- "Female USMC Officer Raised In OC Killed In Iraq Combat". Los Angeles - NBC4. December 11, 2006. Archived from the original on 2006-12-27. Retrieved 2006-12-31.
- Fumento, Michael (December 27, 2006). "In Memoriam:Farewell to Maj. Megan McClung, USMC". The American Spectator. Retrieved 2006-12-31.
- "Megan M. McClung, Major, United States Marine Corps". Arlington National Cemetery. December 19, 2006. Retrieved 2006-12-31.
- Mitchell, Greg (December 12, 2006). "Marine Officer in Iraq Killed — While Escorting Journalists". Editor & Publisher. Retrieved 2006-12-31.
- Ritchie, Erika I. (December 12, 2006). "O.C. native dies in Iraq; The Mission Viejo graduate is the first female Marine officer killed in the war.". The Orange County Register. Retrieved 2007-01-06.
- Rivenburg,, Roy (December 14, 2006). "Marine died backing her beliefs; Maj. Megan McClung, proud to be in Iraq, was a public affairs officer known for her enthusiasm and athletic prowess. She was killed by a roadside bomb December 6.". Los Angeles Times. Retrieved December 17, 2008.
- Strupp, Joe (December 18, 2006). "Marine Officer Who Died In Iraq Had Been Escorting Oliver North and 'Newsweek' Journalist". Editor & Publisher. Retrieved 2006-12-31.[dead link]
- Zimmerman, Beth (December 12, 2006). "First female leatherneck officer killed in Iraq, Public affairs major was ‘Marine’s Marine’". Marine Corps Times. Retrieved 2006-12-31.

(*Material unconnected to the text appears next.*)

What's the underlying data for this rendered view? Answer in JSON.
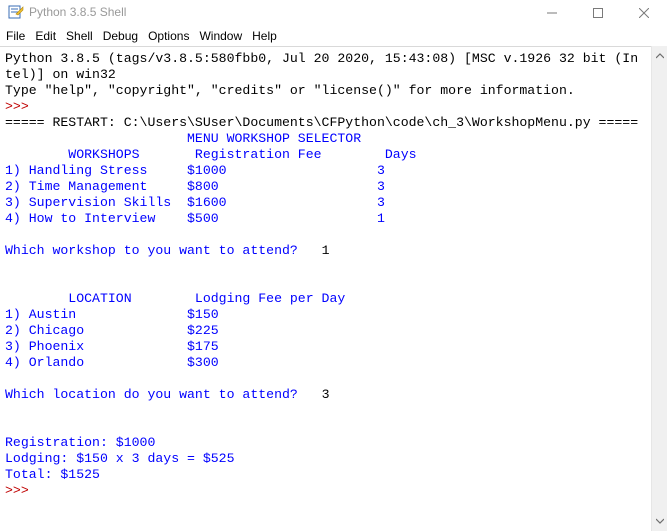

- "First Female Marine Officer Killed In Iraq: Maj. Megan M. McClung, A Marine Corps Spokeswoman, Dies While Escorting Media". CBS News. December 13, 2006. Retrieved 2006-12-31.
- Major Megan McClung Memorial Run